Without a doubt, open-face helmets are one of the most popular types used by riders in the Philippines—and there are a few good reasons as to why. Open face helmets provide the rider with a substantial amount of ventilation, which is much-needed for the tropical climate and the hot traffic. Open face helmets are also lighter when compared to their full-face counterparts, which can help prevent stress on the neck and shoulders for long rides on the saddle. Lastly, open-face helmets are also considerably more affordable when compared to full-face helmets making them easier to purchase for the budget-conscious rider.
However, open-face helmets do have their drawbacks—and one of the most cited reasons not to buy an open face helmet is rider safety in the event of a crash. Are open helmets as unsafe as some riders may say? Will open face helmets be enough to protect me during most falls? Should you even consider an open face helmet? If you’re asking any of these questions, here are a few things you may want to consider when purchasing your next helmet.
According to a technical 400-page study published in the USA called the Hurt report, crash damage statistics showed that 19.4% of helmet damage is absorbed by the right portion of the chin bar, and 15.2% is absorbed by the left portion. This means that for every motorcycle accident, there is a 34.6% chance that helmet damage will be fully or partially absorbed by the chin bar. With this in mind, it can be alarming to know that open-face helmets do not have chin bars to protect the rider from these kinds of accidents.
The statistics don’t lie—full-face helmets will be more protective for the rider than open-face helmets will be. If you’re looking to maximize the helmet safety you will gain on the road, it may be best to look into full-face helmets for optimum protection. This isn’t to say, however, that open face helmets are absolutely unsafe.
After all, 65.4% of all other crashes happen on other areas of the helmet, and most open face helmets come with face shields that drop all the way down to the area of the chin, which would be helpful for lighter impacts. Just make sure to purchase a helmet that is at least ECE or SNELL rated if you’re looking to optimize for road safety.
Ventilation is definitely one of the best attributes of open-face helmets, however, this comes at a cost for certain environments too. Another important safety factor to consider would be exposure to the elements.
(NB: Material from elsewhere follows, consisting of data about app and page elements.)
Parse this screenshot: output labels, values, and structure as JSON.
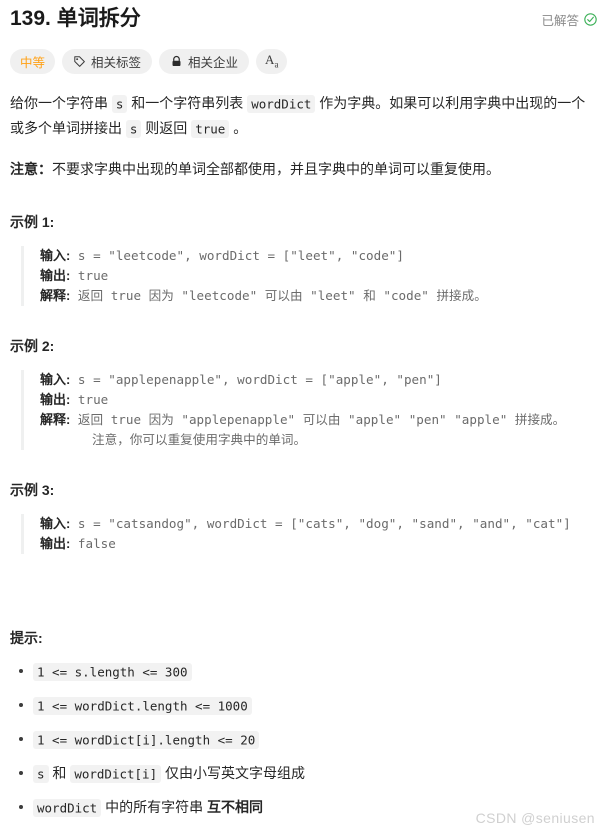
{
  "header": {
    "title": "139. 单词拆分",
    "status_label": "已解答",
    "status_icon": "check-circle-icon",
    "status_color": "#3eb15a"
  },
  "badges": {
    "difficulty": {
      "label": "中等",
      "color": "#ffa116"
    },
    "topics": {
      "label": "相关标签",
      "icon": "tag-icon"
    },
    "companies": {
      "label": "相关企业",
      "icon": "lock-icon"
    },
    "font_size": {
      "label": "Aa",
      "icon": "font-size-icon"
    }
  },
  "description": {
    "p1_part1": "给你一个字符串 ",
    "p1_code1": "s",
    "p1_part2": " 和一个字符串列表 ",
    "p1_code2": "wordDict",
    "p1_part3": " 作为字典。如果可以利用字典中出现的一个或多个单词拼接出 ",
    "p1_code3": "s",
    "p1_part4": " 则返回 ",
    "p1_code4": "true",
    "p1_part5": " 。",
    "p2_bold": "注意：",
    "p2_text": "不要求字典中出现的单词全部都使用，并且字典中的单词可以重复使用。"
  },
  "examples": [
    {
      "heading": "示例 1:",
      "input_label": "输入:",
      "input_value": " s = \"leetcode\", wordDict = [\"leet\", \"code\"]",
      "output_label": "输出:",
      "output_value": " true",
      "explain_label": "解释:",
      "explain_value": " 返回 true 因为 \"leetcode\" 可以由 \"leet\" 和 \"code\" 拼接成。",
      "note": ""
    },
    {
      "heading": "示例 2:",
      "input_label": "输入:",
      "input_value": " s = \"applepenapple\", wordDict = [\"apple\", \"pen\"]",
      "output_label": "输出:",
      "output_value": " true",
      "explain_label": "解释:",
      "explain_value": " 返回 true 因为 \"applepenapple\" 可以由 \"apple\" \"pen\" \"apple\" 拼接成。",
      "note": "注意，你可以重复使用字典中的单词。"
    },
    {
      "heading": "示例 3:",
      "input_label": "输入:",
      "input_value": " s = \"catsandog\", wordDict = [\"cats\", \"dog\", \"sand\", \"and\", \"cat\"]",
      "output_label": "输出:",
      "output_value": " false",
      "explain_label": "",
      "explain_value": "",
      "note": ""
    }
  ],
  "hints": {
    "heading": "提示:",
    "items": [
      {
        "code1": "1 <= s.length <= 300",
        "text1": "",
        "code2": "",
        "text2": "",
        "bold_text": ""
      },
      {
        "code1": "1 <= wordDict.length <= 1000",
        "text1": "",
        "code2": "",
        "text2": "",
        "bold_text": ""
      },
      {
        "code1": "1 <= wordDict[i].length <= 20",
        "text1": "",
        "code2": "",
        "text2": "",
        "bold_text": ""
      },
      {
        "code1": "s",
        "text1": " 和 ",
        "code2": "wordDict[i]",
        "text2": " 仅由小写英文字母组成",
        "bold_text": ""
      },
      {
        "code1": "wordDict",
        "text1": " 中的所有字符串 ",
        "code2": "",
        "text2": "",
        "bold_text": "互不相同"
      }
    ]
  },
  "watermark": "CSDN @seniusen"
}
With an open-face helmet, dust, small road debris, road splash, insects, and other particulates may fly into the face of the rider.
Modern open face helmets are designed well enough to keep all of these particles out of your face, however, the opening near the chin can still allow for these particles to make their way into your face and can become a hazard for rider safety, especially when these particles start to affect your vision and breathing. If you’re riding through rural areas, dusty roads, rainy weather, or even through dense traffic, you may want to consider having a helmet that has adequate padding on the neckline and chin area in order to keep your head clean.
When taking safety into account, open face helmets may not be the best helmet choice for most riding applications. After all, it’s hard to refute the statistics, evidence, and safety benefits of having a full-face helmet. Your head will surely be more protected—whether that’s from dirt, debris, or a crash.
However, open face helmets do have their practical benefits and can be a strong contender for the discerning and experienced rider. They’re practical for short trips through peaceful and well-kept roads, they ventilate well for quick trips under the glaring heat of summer, and they’re lightweight which will be practical for riders who need to keep their necks and shoulders a little bit more relaxed. If you’re looking to purchase an open face helmet, keep in mind to pick one that fits your head best and carries a reputable safety rating in order to protect your head for the many rides to come.